Why should food packaging be kept out of direct sunlight? -- Reinterpretation of photoinitiator

Release Time: 2022-04-22 Collection | Return

If you look at the food packages around you, some of them say "Store in a cool, dry place. Avoid direct sunlight ".

One reason is that the packaged food contains water. Food goes bad easily after being heated by direct sunlight.


In food packaging, on the other hand, an additive called photoinitiator is often used, which is an important component of the ink printed on the packaging material. Under the light, the photoinitiator may decompose to produce free radicals, resulting in polymer cross-linking and degradation, affecting the physical and mechanical properties and service life of the product; There may also be by-products (such as aldehydes) that pose a risk of chemical migration.


For now widely used UV inks, because the photoinitiator in the printing process can not be completely transformed or removed clean, low molecular weight photoinitiator applied to the surface of packaging materials is still likely to migrate to food. In addition to generating free radicals, photoinitiator may produce byproducts (such as aldehydes, etc.) in the process of illumination, and these byproducts also migrate to food or release odor.

In addition, photoinitiators are generally added in excess to the photocuring system.
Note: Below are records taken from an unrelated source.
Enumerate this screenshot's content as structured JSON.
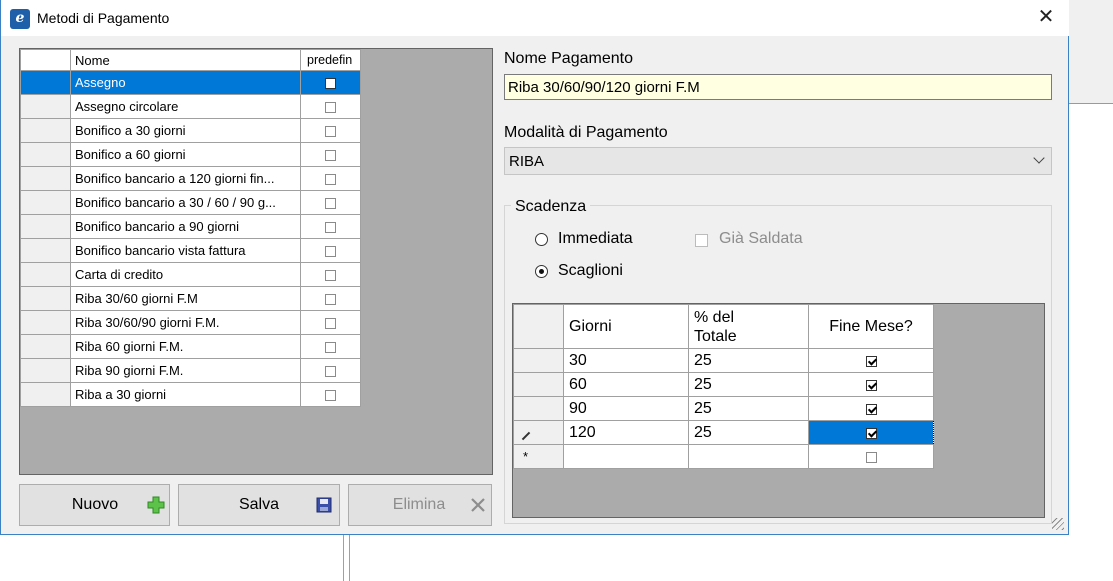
{
  "window": {
    "title": "Metodi di Pagamento",
    "close": "✕",
    "app_icon": "e"
  },
  "methods_grid": {
    "columns": [
      "Nome",
      "predefin"
    ],
    "rows": [
      {
        "name": "Assegno",
        "default": false,
        "selected": true
      },
      {
        "name": "Assegno circolare",
        "default": false
      },
      {
        "name": "Bonifico a 30 giorni",
        "default": false
      },
      {
        "name": "Bonifico a 60 giorni",
        "default": false
      },
      {
        "name": "Bonifico bancario a 120 giorni fin...",
        "default": false
      },
      {
        "name": "Bonifico bancario a 30 / 60 / 90 g...",
        "default": false
      },
      {
        "name": "Bonifico bancario a 90 giorni",
        "default": false
      },
      {
        "name": "Bonifico bancario vista fattura",
        "default": false
      },
      {
        "name": "Carta di credito",
        "default": false
      },
      {
        "name": "Riba 30/60 giorni F.M",
        "default": false
      },
      {
        "name": "Riba 30/60/90 giorni F.M.",
        "default": false
      },
      {
        "name": "Riba 60 giorni F.M.",
        "default": false
      },
      {
        "name": "Riba 90 giorni F.M.",
        "default": false
      },
      {
        "name": "Riba a 30 giorni",
        "default": false
      }
    ]
  },
  "buttons": {
    "new": "Nuovo",
    "save": "Salva",
    "delete": "Elimina"
  },
  "form": {
    "name_label": "Nome Pagamento",
    "name_value": "Riba 30/60/90/120 giorni F.M",
    "mode_label": "Modalità di Pagamento",
    "mode_value": "RIBA",
    "due_group": "Scadenza",
    "immediate_label": "Immediata",
    "paid_label": "Già Saldata",
    "installments_label": "Scaglioni"
  },
  "installments_grid": {
    "columns": [
      "Giorni",
      "% del Totale",
      "Fine Mese?"
    ],
    "rows": [
      {
        "days": "30",
        "percent": "25",
        "end_of_month": true
      },
      {
        "days": "60",
        "percent": "25",
        "end_of_month": true
      },
      {
        "days": "90",
        "percent": "25",
        "end_of_month": true
      },
      {
        "days": "120",
        "percent": "25",
        "end_of_month": true,
        "editing": true
      }
    ],
    "new_row_marker": "*"
  },
  "colors": {
    "selection": "#0078d7",
    "input_bg": "#ffffe1",
    "grid_bg": "#ababab"
  }
}
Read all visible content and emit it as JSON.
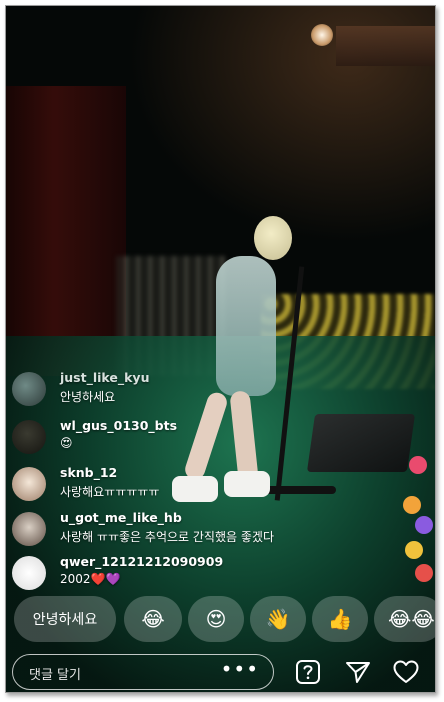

In addition to the normal reaction photoinitiator, the remaining photoinitiator will gradually decompose and produce free radicals under the action of sunlight, leading to the cross-linking and degradation of polymer macromolecules, making the coating yellow and brittle, affecting the physical and mechanical properties and service life of products.